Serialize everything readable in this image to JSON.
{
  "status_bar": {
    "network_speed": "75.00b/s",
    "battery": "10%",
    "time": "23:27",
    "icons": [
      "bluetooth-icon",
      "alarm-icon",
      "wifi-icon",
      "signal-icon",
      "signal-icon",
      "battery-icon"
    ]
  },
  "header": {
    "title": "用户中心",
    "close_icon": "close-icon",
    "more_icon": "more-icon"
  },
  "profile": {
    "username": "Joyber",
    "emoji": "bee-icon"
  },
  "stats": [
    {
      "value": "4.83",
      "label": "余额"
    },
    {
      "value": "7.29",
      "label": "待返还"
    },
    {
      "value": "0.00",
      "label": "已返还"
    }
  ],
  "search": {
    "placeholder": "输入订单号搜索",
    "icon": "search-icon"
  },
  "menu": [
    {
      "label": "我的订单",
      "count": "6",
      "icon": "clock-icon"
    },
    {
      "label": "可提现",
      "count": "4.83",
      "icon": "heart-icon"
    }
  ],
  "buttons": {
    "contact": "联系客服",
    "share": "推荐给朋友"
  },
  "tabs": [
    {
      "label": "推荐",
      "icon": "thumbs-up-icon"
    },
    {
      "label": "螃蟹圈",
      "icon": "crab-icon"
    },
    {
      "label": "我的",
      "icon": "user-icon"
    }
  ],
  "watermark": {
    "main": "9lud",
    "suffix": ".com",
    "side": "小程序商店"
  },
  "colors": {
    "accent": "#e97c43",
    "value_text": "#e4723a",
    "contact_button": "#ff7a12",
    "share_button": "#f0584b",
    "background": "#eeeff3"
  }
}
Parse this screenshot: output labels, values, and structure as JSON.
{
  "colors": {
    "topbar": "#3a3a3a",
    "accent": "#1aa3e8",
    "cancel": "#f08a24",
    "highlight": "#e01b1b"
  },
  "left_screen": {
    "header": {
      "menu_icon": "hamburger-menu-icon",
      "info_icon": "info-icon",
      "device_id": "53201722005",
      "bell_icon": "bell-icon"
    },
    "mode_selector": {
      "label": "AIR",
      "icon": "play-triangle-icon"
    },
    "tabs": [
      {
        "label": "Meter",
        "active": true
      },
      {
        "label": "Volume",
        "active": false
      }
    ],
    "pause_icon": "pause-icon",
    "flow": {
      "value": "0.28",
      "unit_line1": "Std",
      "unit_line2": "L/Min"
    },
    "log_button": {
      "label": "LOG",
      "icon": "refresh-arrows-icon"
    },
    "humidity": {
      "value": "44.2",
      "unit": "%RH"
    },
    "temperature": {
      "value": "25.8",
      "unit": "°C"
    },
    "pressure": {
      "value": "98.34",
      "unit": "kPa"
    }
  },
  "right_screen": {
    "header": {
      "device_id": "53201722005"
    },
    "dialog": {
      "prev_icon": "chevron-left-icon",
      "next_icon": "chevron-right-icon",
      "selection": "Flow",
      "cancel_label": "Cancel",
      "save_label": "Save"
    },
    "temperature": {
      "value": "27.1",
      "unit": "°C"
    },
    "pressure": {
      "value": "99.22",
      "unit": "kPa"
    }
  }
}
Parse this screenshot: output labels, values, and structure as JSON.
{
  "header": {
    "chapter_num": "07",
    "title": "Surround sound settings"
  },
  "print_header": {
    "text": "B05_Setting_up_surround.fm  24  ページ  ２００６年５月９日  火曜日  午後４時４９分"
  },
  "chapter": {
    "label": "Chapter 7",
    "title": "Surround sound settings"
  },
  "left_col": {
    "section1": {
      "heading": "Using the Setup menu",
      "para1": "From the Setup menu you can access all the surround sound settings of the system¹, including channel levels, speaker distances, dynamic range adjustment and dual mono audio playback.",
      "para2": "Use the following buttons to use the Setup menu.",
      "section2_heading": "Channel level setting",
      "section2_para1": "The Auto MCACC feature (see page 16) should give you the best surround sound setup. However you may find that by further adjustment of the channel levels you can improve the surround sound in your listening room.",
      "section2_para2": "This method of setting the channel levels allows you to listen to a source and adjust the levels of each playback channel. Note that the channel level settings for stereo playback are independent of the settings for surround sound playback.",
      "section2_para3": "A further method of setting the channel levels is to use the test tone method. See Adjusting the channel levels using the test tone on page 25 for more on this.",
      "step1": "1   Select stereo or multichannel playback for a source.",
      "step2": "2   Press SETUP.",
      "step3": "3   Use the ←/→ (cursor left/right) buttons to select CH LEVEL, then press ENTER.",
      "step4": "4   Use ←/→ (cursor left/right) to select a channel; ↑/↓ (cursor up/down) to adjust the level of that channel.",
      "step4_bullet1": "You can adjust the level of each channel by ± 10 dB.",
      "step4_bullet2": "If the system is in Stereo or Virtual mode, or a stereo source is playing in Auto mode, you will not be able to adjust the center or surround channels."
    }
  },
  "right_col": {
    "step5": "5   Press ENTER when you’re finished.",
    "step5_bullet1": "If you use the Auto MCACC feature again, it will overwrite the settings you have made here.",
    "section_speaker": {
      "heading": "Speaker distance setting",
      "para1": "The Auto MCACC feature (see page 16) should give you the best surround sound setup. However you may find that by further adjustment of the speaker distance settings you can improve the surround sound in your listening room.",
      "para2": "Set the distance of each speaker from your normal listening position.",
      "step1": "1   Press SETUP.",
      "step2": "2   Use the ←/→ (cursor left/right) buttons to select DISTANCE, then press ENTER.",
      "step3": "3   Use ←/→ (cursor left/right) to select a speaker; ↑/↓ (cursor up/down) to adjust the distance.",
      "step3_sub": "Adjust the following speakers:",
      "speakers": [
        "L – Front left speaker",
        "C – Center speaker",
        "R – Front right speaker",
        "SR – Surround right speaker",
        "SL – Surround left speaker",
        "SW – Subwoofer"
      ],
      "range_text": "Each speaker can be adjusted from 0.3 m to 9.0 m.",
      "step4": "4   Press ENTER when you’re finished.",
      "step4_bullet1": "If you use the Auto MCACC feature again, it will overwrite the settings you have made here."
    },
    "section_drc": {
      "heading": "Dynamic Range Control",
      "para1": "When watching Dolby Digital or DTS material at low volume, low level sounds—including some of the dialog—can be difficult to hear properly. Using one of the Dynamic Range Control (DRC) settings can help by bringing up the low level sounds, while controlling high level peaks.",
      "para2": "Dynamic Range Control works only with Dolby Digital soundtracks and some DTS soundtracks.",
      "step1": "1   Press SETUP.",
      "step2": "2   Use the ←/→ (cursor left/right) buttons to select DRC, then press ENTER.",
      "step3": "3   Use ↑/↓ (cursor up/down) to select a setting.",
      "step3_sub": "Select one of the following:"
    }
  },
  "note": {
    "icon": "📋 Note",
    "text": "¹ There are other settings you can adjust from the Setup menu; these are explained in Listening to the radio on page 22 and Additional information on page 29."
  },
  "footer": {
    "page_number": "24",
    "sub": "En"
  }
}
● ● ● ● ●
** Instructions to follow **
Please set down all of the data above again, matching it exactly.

** Solution to this task **
Serialize everything readable in this image to JSON.
{
  "status_bar": {
    "network_speed": "75.00b/s",
    "battery": "10%",
    "time": "23:27",
    "icons": [
      "bluetooth-icon",
      "alarm-icon",
      "wifi-icon",
      "signal-icon",
      "signal-icon",
      "battery-icon"
    ]
  },
  "header": {
    "title": "用户中心",
    "close_icon": "close-icon",
    "more_icon": "more-icon"
  },
  "profile": {
    "username": "Joyber",
    "emoji": "bee-icon"
  },
  "stats": [
    {
      "value": "4.83",
      "label": "余额"
    },
    {
      "value": "7.29",
      "label": "待返还"
    },
    {
      "value": "0.00",
      "label": "已返还"
    }
  ],
  "search": {
    "placeholder": "输入订单号搜索",
    "icon": "search-icon"
  },
  "menu": [
    {
      "label": "我的订单",
      "count": "6",
      "icon": "clock-icon"
    },
    {
      "label": "可提现",
      "count": "4.83",
      "icon": "heart-icon"
    }
  ],
  "buttons": {
    "contact": "联系客服",
    "share": "推荐给朋友"
  },
  "tabs": [
    {
      "label": "推荐",
      "icon": "thumbs-up-icon"
    },
    {
      "label": "螃蟹圈",
      "icon": "crab-icon"
    },
    {
      "label": "我的",
      "icon": "user-icon"
    }
  ],
  "watermark": {
    "main": "9lud",
    "suffix": ".com",
    "side": "小程序商店"
  },
  "colors": {
    "accent": "#e97c43",
    "value_text": "#e4723a",
    "contact_button": "#ff7a12",
    "share_button": "#f0584b",
    "background": "#eeeff3"
  }
}
Parse this screenshot: output labels, values, and structure as JSON.
{
  "colors": {
    "topbar": "#3a3a3a",
    "accent": "#1aa3e8",
    "cancel": "#f08a24",
    "highlight": "#e01b1b"
  },
  "left_screen": {
    "header": {
      "menu_icon": "hamburger-menu-icon",
      "info_icon": "info-icon",
      "device_id": "53201722005",
      "bell_icon": "bell-icon"
    },
    "mode_selector": {
      "label": "AIR",
      "icon": "play-triangle-icon"
    },
    "tabs": [
      {
        "label": "Meter",
        "active": true
      },
      {
        "label": "Volume",
        "active": false
      }
    ],
    "pause_icon": "pause-icon",
    "flow": {
      "value": "0.28",
      "unit_line1": "Std",
      "unit_line2": "L/Min"
    },
    "log_button": {
      "label": "LOG",
      "icon": "refresh-arrows-icon"
    },
    "humidity": {
      "value": "44.2",
      "unit": "%RH"
    },
    "temperature": {
      "value": "25.8",
      "unit": "°C"
    },
    "pressure": {
      "value": "98.34",
      "unit": "kPa"
    }
  },
  "right_screen": {
    "header": {
      "device_id": "53201722005"
    },
    "dialog": {
      "prev_icon": "chevron-left-icon",
      "next_icon": "chevron-right-icon",
      "selection": "Flow",
      "cancel_label": "Cancel",
      "save_label": "Save"
    },
    "temperature": {
      "value": "27.1",
      "unit": "°C"
    },
    "pressure": {
      "value": "99.22",
      "unit": "kPa"
    }
  }
}
Parse this screenshot: output labels, values, and structure as JSON.
{
  "header": {
    "chapter_num": "07",
    "title": "Surround sound settings"
  },
  "print_header": {
    "text": "B05_Setting_up_surround.fm  24  ページ  ２００６年５月９日  火曜日  午後４時４９分"
  },
  "chapter": {
    "label": "Chapter 7",
    "title": "Surround sound settings"
  },
  "left_col": {
    "section1": {
      "heading": "Using the Setup menu",
      "para1": "From the Setup menu you can access all the surround sound settings of the system¹, including channel levels, speaker distances, dynamic range adjustment and dual mono audio playback.",
      "para2": "Use the following buttons to use the Setup menu.",
      "section2_heading": "Channel level setting",
      "section2_para1": "The Auto MCACC feature (see page 16) should give you the best surround sound setup. However you may find that by further adjustment of the channel levels you can improve the surround sound in your listening room.",
      "section2_para2": "This method of setting the channel levels allows you to listen to a source and adjust the levels of each playback channel. Note that the channel level settings for stereo playback are independent of the settings for surround sound playback.",
      "section2_para3": "A further method of setting the channel levels is to use the test tone method. See Adjusting the channel levels using the test tone on page 25 for more on this.",
      "step1": "1   Select stereo or multichannel playback for a source.",
      "step2": "2   Press SETUP.",
      "step3": "3   Use the ←/→ (cursor left/right) buttons to select CH LEVEL, then press ENTER.",
      "step4": "4   Use ←/→ (cursor left/right) to select a channel; ↑/↓ (cursor up/down) to adjust the level of that channel.",
      "step4_bullet1": "You can adjust the level of each channel by ± 10 dB.",
      "step4_bullet2": "If the system is in Stereo or Virtual mode, or a stereo source is playing in Auto mode, you will not be able to adjust the center or surround channels."
    }
  },
  "right_col": {
    "step5": "5   Press ENTER when you’re finished.",
    "step5_bullet1": "If you use the Auto MCACC feature again, it will overwrite the settings you have made here.",
    "section_speaker": {
      "heading": "Speaker distance setting",
      "para1": "The Auto MCACC feature (see page 16) should give you the best surround sound setup. However you may find that by further adjustment of the speaker distance settings you can improve the surround sound in your listening room.",
      "para2": "Set the distance of each speaker from your normal listening position.",
      "step1": "1   Press SETUP.",
      "step2": "2   Use the ←/→ (cursor left/right) buttons to select DISTANCE, then press ENTER.",
      "step3": "3   Use ←/→ (cursor left/right) to select a speaker; ↑/↓ (cursor up/down) to adjust the distance.",
      "step3_sub": "Adjust the following speakers:",
      "speakers": [
        "L – Front left speaker",
        "C – Center speaker",
        "R – Front right speaker",
        "SR – Surround right speaker",
        "SL – Surround left speaker",
        "SW – Subwoofer"
      ],
      "range_text": "Each speaker can be adjusted from 0.3 m to 9.0 m.",
      "step4": "4   Press ENTER when you’re finished.",
      "step4_bullet1": "If you use the Auto MCACC feature again, it will overwrite the settings you have made here."
    },
    "section_drc": {
      "heading": "Dynamic Range Control",
      "para1": "When watching Dolby Digital or DTS material at low volume, low level sounds—including some of the dialog—can be difficult to hear properly. Using one of the Dynamic Range Control (DRC) settings can help by bringing up the low level sounds, while controlling high level peaks.",
      "para2": "Dynamic Range Control works only with Dolby Digital soundtracks and some DTS soundtracks.",
      "step1": "1   Press SETUP.",
      "step2": "2   Use the ←/→ (cursor left/right) buttons to select DRC, then press ENTER.",
      "step3": "3   Use ↑/↓ (cursor up/down) to select a setting.",
      "step3_sub": "Select one of the following:"
    }
  },
  "note": {
    "icon": "📋 Note",
    "text": "¹ There are other settings you can adjust from the Setup menu; these are explained in Listening to the radio on page 22 and Additional information on page 29."
  },
  "footer": {
    "page_number": "24",
    "sub": "En"
  }
}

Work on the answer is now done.